Who is an Expert? What makes them an expert?
I don’t pretend to be a cognitive scientist, nor have I done much research on the topic – but it is a fascinating field. And there is a *lot* of literature, books, theses, and studies on the topic to choose from all the way back to Plato and perhaps before. This blog entry is based upon what I’ve read plus personal opinions and thoughts. The question “What is an Expert” was planted in my brain by the good folks at ProjectManagement.com who have asked me (and others) to participate in “Ask the Experts.”
Please let me know if you disagree or feel I need to add something!
An expert is generally considered to be a person with extensive knowledge or ability based on a combination of personal research, experience and occupation and in a discipline. In our case, Project Management and related topics.
I found a scale by which experts can be judged within a specific field (Germain's scale 2006) that gives some interesting hints…
- Specific education, training, and knowledge
- Required qualifications
- Ability to assess importance in work-related situations
- Capability to improve themselves
- Self-assurance and confidence in their knowledge
More down to earth definitions exist. Mark Twain defined an expert as "an ordinary fellow from another town." Will Rogers described an expert as "A man fifty miles from home with a briefcase."
Application to Project Management
I’d going to tailor this write-up for Project Management as well as drift away from academic studies and simply express my own views.
Has experience: There is clearly a level of experience required to be an PM expert. My guess is that 10+ years as a full-time PM are required. This experience can be either specific to a field or it could be spread across many different fields that have projects. I don’t think that makes much difference.

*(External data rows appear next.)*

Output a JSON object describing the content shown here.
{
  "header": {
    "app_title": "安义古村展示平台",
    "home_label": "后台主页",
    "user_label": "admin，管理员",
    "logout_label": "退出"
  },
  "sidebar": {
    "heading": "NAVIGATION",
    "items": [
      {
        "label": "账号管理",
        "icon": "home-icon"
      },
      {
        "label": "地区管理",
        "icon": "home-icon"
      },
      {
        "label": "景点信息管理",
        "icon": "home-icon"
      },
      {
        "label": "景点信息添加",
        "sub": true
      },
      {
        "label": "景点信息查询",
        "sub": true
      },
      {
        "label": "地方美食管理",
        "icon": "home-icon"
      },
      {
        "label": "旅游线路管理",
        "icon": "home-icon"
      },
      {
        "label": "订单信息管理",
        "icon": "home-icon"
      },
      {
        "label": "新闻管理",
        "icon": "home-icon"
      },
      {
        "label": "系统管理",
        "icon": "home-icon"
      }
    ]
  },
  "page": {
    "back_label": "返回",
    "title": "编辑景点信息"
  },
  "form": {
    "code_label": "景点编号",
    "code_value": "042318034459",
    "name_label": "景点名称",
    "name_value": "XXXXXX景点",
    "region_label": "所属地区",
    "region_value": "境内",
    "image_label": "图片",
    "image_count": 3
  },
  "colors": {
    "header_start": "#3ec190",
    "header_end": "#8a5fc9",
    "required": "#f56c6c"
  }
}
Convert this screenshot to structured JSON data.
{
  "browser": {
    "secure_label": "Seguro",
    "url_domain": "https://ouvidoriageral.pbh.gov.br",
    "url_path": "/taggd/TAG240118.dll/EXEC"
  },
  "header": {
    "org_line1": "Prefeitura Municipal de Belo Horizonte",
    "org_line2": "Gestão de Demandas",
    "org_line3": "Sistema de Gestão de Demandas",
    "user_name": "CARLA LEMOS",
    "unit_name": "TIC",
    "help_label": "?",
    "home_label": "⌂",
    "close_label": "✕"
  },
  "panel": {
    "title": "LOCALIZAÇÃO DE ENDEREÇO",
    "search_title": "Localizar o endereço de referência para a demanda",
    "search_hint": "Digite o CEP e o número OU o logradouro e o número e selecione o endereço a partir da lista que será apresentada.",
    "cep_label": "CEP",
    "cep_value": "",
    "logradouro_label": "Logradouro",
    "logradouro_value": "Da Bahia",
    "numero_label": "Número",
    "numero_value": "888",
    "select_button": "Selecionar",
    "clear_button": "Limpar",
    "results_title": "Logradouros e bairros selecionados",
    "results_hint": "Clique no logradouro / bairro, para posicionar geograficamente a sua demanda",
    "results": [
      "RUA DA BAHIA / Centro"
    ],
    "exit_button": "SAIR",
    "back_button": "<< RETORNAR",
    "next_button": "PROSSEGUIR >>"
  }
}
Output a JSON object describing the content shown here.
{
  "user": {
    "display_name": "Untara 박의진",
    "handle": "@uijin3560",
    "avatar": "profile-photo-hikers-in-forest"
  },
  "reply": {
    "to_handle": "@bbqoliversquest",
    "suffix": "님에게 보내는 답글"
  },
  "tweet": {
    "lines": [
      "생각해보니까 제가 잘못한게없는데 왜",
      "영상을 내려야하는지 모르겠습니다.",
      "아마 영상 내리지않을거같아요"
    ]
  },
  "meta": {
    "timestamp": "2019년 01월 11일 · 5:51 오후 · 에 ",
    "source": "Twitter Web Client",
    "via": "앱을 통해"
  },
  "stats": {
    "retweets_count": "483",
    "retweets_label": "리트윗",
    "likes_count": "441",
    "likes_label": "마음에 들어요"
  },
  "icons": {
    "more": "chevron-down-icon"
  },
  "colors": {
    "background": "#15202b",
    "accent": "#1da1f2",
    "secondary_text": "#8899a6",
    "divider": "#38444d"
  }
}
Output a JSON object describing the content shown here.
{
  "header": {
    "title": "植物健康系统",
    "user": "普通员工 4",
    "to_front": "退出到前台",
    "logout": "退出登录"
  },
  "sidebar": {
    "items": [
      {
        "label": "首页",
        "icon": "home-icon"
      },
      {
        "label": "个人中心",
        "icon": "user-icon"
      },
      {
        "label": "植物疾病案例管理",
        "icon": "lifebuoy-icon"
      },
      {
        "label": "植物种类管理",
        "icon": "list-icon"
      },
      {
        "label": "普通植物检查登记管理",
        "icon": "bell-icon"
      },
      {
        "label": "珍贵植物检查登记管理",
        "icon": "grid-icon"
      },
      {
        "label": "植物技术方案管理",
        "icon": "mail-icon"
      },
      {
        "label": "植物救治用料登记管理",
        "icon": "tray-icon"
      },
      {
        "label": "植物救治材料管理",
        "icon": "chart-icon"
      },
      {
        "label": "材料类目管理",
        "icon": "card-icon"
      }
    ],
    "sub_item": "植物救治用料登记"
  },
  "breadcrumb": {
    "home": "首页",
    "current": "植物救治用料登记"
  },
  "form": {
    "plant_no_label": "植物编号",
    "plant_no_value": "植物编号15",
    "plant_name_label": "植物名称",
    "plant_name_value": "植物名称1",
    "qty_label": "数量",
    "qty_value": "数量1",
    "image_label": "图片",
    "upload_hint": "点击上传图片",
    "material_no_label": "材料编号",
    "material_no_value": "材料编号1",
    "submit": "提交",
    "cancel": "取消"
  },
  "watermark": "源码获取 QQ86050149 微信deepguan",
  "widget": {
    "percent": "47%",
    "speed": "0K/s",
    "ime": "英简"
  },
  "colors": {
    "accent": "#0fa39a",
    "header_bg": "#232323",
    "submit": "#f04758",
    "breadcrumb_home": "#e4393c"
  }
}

Survived failures: I also believe that an expert has had a lot of failures, and made a lot of mistakes; big and small. I don’t mean to say that an expert always fails, or only fails, but that their projects stumble and recover or may even fail outright. That’s the hard learning that occurs during the years of experience in number 1 above. Perhaps if a project manager had never had a failure, they could not be an expert…
Is observational: A PM is always observing what works, what doesn’t what almost worked and is thinking about what to do next time. So, combined with item 2, It’s not just about recovering from mistakes, it’s about recovering the project in the smartest, best way and learning what *not* to do next time and how to avoid getting into that mess again. They also observe small details in the project’s operation that don’t appear to be important. These are all signs that can be read and parsed out to see how things are going and what the general health of the project is.
Highly Confident: An expert PM has confidence in what they say and do. Of course, this combined with number 2 makes for a wild ride. We’re letting loose people that, with confidence – make mistakes and then recover, which leads me to point number 5.
Story Teller: I’d like to substitute the often-quoted top-job of a PM is communication with the most important skill a PM has is 'Story Telling'. I’m not talking about making up stories, I mean explaining what has happened, or what is expected to happen in an easy-to-follow cogent fashion. *They don’t lose the listener*. How story telling is learned is something I’m still struggling with. I have a few ideas, but of course practice helps!
Strong Sense of Mission: The expert Project Manager carries within them a “sense of mission” in other words, a sense of the value of the project. It’s the answer to “Why are we doing this anyway? Every action, decision and communication is made with the internalized, overriding strong sense of mission of the project. It’s expressed in meetings, to people working on the project, to stakeholders – everyone and, the PM believes it… strongly.
Feels the Flow of the Project: Once all the above are in-place, confident, has failed (and recovered) many times can tell the story of the failure, and can sense the smallest details of a project and how they inter-relate, they’ve arrived. I’d declare them to be an expert.
OH! They’d have to have at least one PMI certification as well!